> What is being asked:
Write every record below out exactly; no images.

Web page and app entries
.....
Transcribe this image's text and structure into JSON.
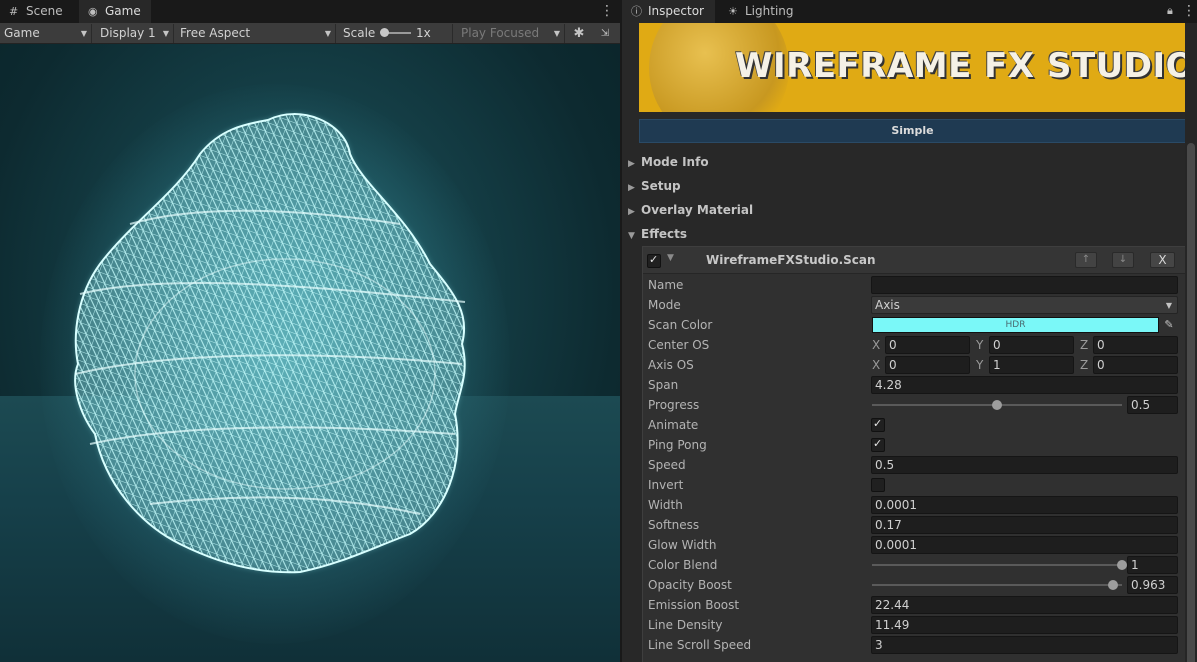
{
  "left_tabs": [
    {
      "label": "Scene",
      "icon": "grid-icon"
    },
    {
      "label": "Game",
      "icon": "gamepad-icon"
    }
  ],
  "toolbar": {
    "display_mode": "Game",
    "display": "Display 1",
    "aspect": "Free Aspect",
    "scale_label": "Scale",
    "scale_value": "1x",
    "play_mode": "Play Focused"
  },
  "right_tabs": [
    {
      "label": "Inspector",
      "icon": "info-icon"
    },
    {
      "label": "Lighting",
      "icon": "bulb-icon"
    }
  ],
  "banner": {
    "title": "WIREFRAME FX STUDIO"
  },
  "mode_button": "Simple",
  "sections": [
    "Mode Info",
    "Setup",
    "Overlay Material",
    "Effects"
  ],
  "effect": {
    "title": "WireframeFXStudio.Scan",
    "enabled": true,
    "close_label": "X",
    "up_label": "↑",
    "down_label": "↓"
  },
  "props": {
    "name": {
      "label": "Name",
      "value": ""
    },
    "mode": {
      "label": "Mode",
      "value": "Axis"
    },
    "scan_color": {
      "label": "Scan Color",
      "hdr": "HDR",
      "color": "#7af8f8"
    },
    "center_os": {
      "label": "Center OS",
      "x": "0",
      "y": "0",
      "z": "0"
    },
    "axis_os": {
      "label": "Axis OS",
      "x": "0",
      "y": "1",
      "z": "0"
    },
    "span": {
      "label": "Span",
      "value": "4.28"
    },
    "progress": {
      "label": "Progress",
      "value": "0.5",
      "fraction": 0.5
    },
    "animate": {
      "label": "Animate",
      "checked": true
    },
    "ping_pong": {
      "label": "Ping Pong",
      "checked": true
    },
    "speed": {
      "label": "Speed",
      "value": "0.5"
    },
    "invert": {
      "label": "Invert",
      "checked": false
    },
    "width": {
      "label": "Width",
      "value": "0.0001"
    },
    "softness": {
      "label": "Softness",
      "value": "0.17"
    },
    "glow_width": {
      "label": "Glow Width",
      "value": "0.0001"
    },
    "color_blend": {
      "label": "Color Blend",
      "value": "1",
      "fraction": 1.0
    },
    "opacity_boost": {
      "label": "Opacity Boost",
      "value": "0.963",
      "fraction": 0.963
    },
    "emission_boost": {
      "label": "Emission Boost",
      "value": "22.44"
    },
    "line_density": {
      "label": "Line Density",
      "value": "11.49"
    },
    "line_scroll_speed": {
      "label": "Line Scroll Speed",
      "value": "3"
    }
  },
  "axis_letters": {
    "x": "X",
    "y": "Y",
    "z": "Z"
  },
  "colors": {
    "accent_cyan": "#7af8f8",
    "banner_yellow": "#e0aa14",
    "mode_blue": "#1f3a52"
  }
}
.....
> Response below:
Transcribe this image's text and structure into JSON.
{
  "left_tabs": [
    {
      "label": "Scene",
      "icon": "grid-icon"
    },
    {
      "label": "Game",
      "icon": "gamepad-icon"
    }
  ],
  "toolbar": {
    "display_mode": "Game",
    "display": "Display 1",
    "aspect": "Free Aspect",
    "scale_label": "Scale",
    "scale_value": "1x",
    "play_mode": "Play Focused"
  },
  "right_tabs": [
    {
      "label": "Inspector",
      "icon": "info-icon"
    },
    {
      "label": "Lighting",
      "icon": "bulb-icon"
    }
  ],
  "banner": {
    "title": "WIREFRAME FX STUDIO"
  },
  "mode_button": "Simple",
  "sections": [
    "Mode Info",
    "Setup",
    "Overlay Material",
    "Effects"
  ],
  "effect": {
    "title": "WireframeFXStudio.Scan",
    "enabled": true,
    "close_label": "X",
    "up_label": "↑",
    "down_label": "↓"
  },
  "props": {
    "name": {
      "label": "Name",
      "value": ""
    },
    "mode": {
      "label": "Mode",
      "value": "Axis"
    },
    "scan_color": {
      "label": "Scan Color",
      "hdr": "HDR",
      "color": "#7af8f8"
    },
    "center_os": {
      "label": "Center OS",
      "x": "0",
      "y": "0",
      "z": "0"
    },
    "axis_os": {
      "label": "Axis OS",
      "x": "0",
      "y": "1",
      "z": "0"
    },
    "span": {
      "label": "Span",
      "value": "4.28"
    },
    "progress": {
      "label": "Progress",
      "value": "0.5",
      "fraction": 0.5
    },
    "animate": {
      "label": "Animate",
      "checked": true
    },
    "ping_pong": {
      "label": "Ping Pong",
      "checked": true
    },
    "speed": {
      "label": "Speed",
      "value": "0.5"
    },
    "invert": {
      "label": "Invert",
      "checked": false
    },
    "width": {
      "label": "Width",
      "value": "0.0001"
    },
    "softness": {
      "label": "Softness",
      "value": "0.17"
    },
    "glow_width": {
      "label": "Glow Width",
      "value": "0.0001"
    },
    "color_blend": {
      "label": "Color Blend",
      "value": "1",
      "fraction": 1.0
    },
    "opacity_boost": {
      "label": "Opacity Boost",
      "value": "0.963",
      "fraction": 0.963
    },
    "emission_boost": {
      "label": "Emission Boost",
      "value": "22.44"
    },
    "line_density": {
      "label": "Line Density",
      "value": "11.49"
    },
    "line_scroll_speed": {
      "label": "Line Scroll Speed",
      "value": "3"
    }
  },
  "axis_letters": {
    "x": "X",
    "y": "Y",
    "z": "Z"
  },
  "colors": {
    "accent_cyan": "#7af8f8",
    "banner_yellow": "#e0aa14",
    "mode_blue": "#1f3a52"
  }
}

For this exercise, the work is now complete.